Thursday: The Office (British? Or American? Why not both?) meets literary fiction in Joshua Ferris’s Then We Came to the End, and the result has been likened to a Catch-22 of the corporate world, reaping both critical accolades and popular appeal. Meanwhile, Richard Milward’s Apples has earned him comparisons to Irvine Welsh and JD Salinger at the ripe old age of 22, and Joe Dunthorne’s Submarine is one of 2008's hotly anticipated debuts and is also garnering the author Catcher in the Rye comparisons. All three authors will be appearing at Bardens Boudoir tonight as part of the London Word Festival. We can hardly believe our good fortune. 7pm, £6.50.

Friday: The Somerset House hosts Sean O’Brien, winner of both the 2007 Forward Prize and the TS Eliot Prize, which more or less makes him a rock star in the poetry world right now. O’Brien’s appearance is part of the Somerset House series That Mighty Heart: Poets’ Visions of London. We can think of few better ways to spend a lunch hour. 1.10–2.00pm. Free, but e-mail poetryreadings@somersethouse.org.uk to reserve a ticket in advance.

Saturday: The East End’s star is rising, or so we’re told. Who better to discuss the changes the area is undergoing than Brick Lane author Monica Ali, Hamlet of Stepney Green playwright Bernard Kops, and former Bethnal Green and Bow MP Oona King? You can hear all three recount their East End experiences in The East End Now and Then, as part of the London Word Festival in conjunction with Jewish Book Week. 8.30pm. £10 tickets, £5 concessions.
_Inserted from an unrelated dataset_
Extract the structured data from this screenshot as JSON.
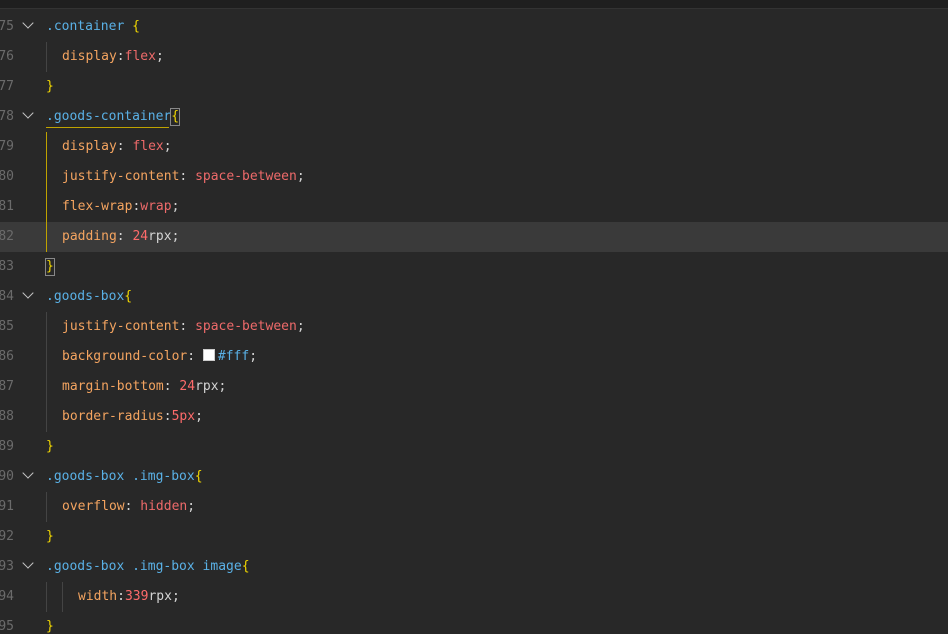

Sunday: Zadie Smith was originally scheduled to appear at the Jewish Book Week’s In Praise of Diasporas talk this evening, but a recent glance at the festival site suggests that there may have been some tinkering with the lineup. We profess ourselves befuddled but nonetheless remain interested in this discussion of the role of exile and emigration in the works of Jewish novelists. With Complicite director and actor Simon McBurney and writer Adam Thirlwell, who along with Zadie Smith and Monica Ali appeared on Granta magazine’s Best of Young British Novelists list in 2003. 5pm, £8 tickets, £4 concessions.

Image courtesy of Luke Robinson's flickrstream via the Londonist Flickr pool

Last Updated 25 February 2008

DeanN

I think the Catch-22 of the corporate world has already been written - by Joseph Heller himself. His second book, Something Happened, is a fantastic read, and it neatly skewers office politics and modern American neuroses of the cold war period.

Why do I always sound like I'm angling for a placement on the back cover of a paperback edition?

Julie PH

True, but isn't there always room for a retelling or reworking of the story, especially if it's well done? Pick up Heller's satire and plunk it down into a Chicago ad agency as the economy goes bust at the end of the '90s - that might be the basic premise behind Then We Came to the End. But from what I know of Something Happened (full disclosure: haven't read it, but have added it to my ever burgeoning To Read List), while the two books share a similar setting, they're likely to reveal some very different anxieties.

And I'm not sure why I sound like one of Ferris's paid publicists.

Is there anyone out there who's read both books and can comment?

jraymondcpa